formyl (HCO) and hydroxymethylidyne (COH)
on platinum(111), Chemical Physics
Letters , 541 (2012) 32-38.
This work was supported by the Office of
Naval Research and the National Science
A portion of the research was performed
as part of an EMSL Scientific Grand
Challenge project at the W. R. Wiley
Environmental Molecular Sciences
Laboratory, a national scientific user
facility sponsored by the U.S. Department
of Energy’s Office of Biological and
Environmental Research and located at
Pacific Northwest National Laboratory.
PNNL is operated for the Department of
Energy by Battelle.
Last revised: December 11, 2012
Figure 1. Configuration of water monomer,
dimer, and trimer on the Pt(111) terrace,
(221) and (322) stepped, and (763) and
(854) kinked surfaces. All water
configurations are in their lowest energy
state. The solid lines show unit cells of
the surface. The dashed lines show unit
cells of the water layer. Type A surfaces
have (111)-oriented steps. Type B surfaces
have (100)-oriented steps.
Figure 2. (Top) Diffusion pathways for
water monomer on a type B step and kink
surface. (Bottom) Energy landscape for
water monomer diffusion from terrace to
step to kink sites of the type-A and
Figure 3. Configuration of water monomer
in translational, rolling, and flipping
diffusion pathways. For clarity, the
reaction coordinate is not at the same
scale as the distance from the Pt surface.
Figure 4. (Top) Energy landscape for
HCO-COH interconversion through an
intermediate of CO + H. The green curve is
in the absence of water, and the blue and
orange curves are with one water molecule.
Values are in eV. (Bottom) Plan and

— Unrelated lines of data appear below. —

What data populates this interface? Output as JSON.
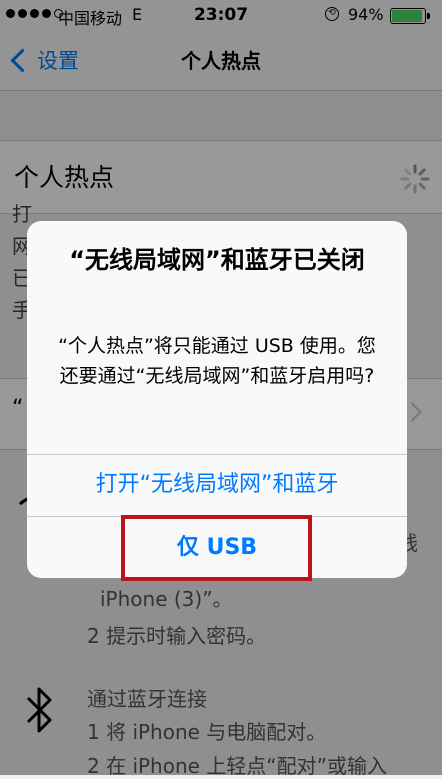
{
  "status_bar": {
    "carrier": "中国移动",
    "network": "E",
    "time": "23:07",
    "battery": "94%",
    "battery_level": 0.94,
    "battery_color": "#4cd964"
  },
  "nav": {
    "back_label": "设置",
    "title": "个人热点"
  },
  "settings": {
    "hotspot_label": "个人热点",
    "left_fragments": [
      "打",
      "网",
      "已",
      "手"
    ],
    "row_fragment": "“",
    "right_fragment": "线",
    "instructions": [
      "iPhone (3)”。",
      "2 提示时输入密码。",
      "通过蓝牙连接",
      "1 将 iPhone 与电脑配对。",
      "2 在 iPhone 上轻点“配对”或输入"
    ]
  },
  "alert": {
    "title": "“无线局域网”和蓝牙已关闭",
    "message": "“个人热点”将只能通过 USB 使用。您还要通过“无线局域网”和蓝牙启用吗?",
    "button_primary": "打开“无线局域网”和蓝牙",
    "button_usb": "仅 USB",
    "accent_color": "#007aff",
    "highlight_color": "#b9151b"
  }
}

elevation views of HCO, CO + H, and COH
species with one water molecule. Blue is
oxygen, yellow is hydrogen, and orange is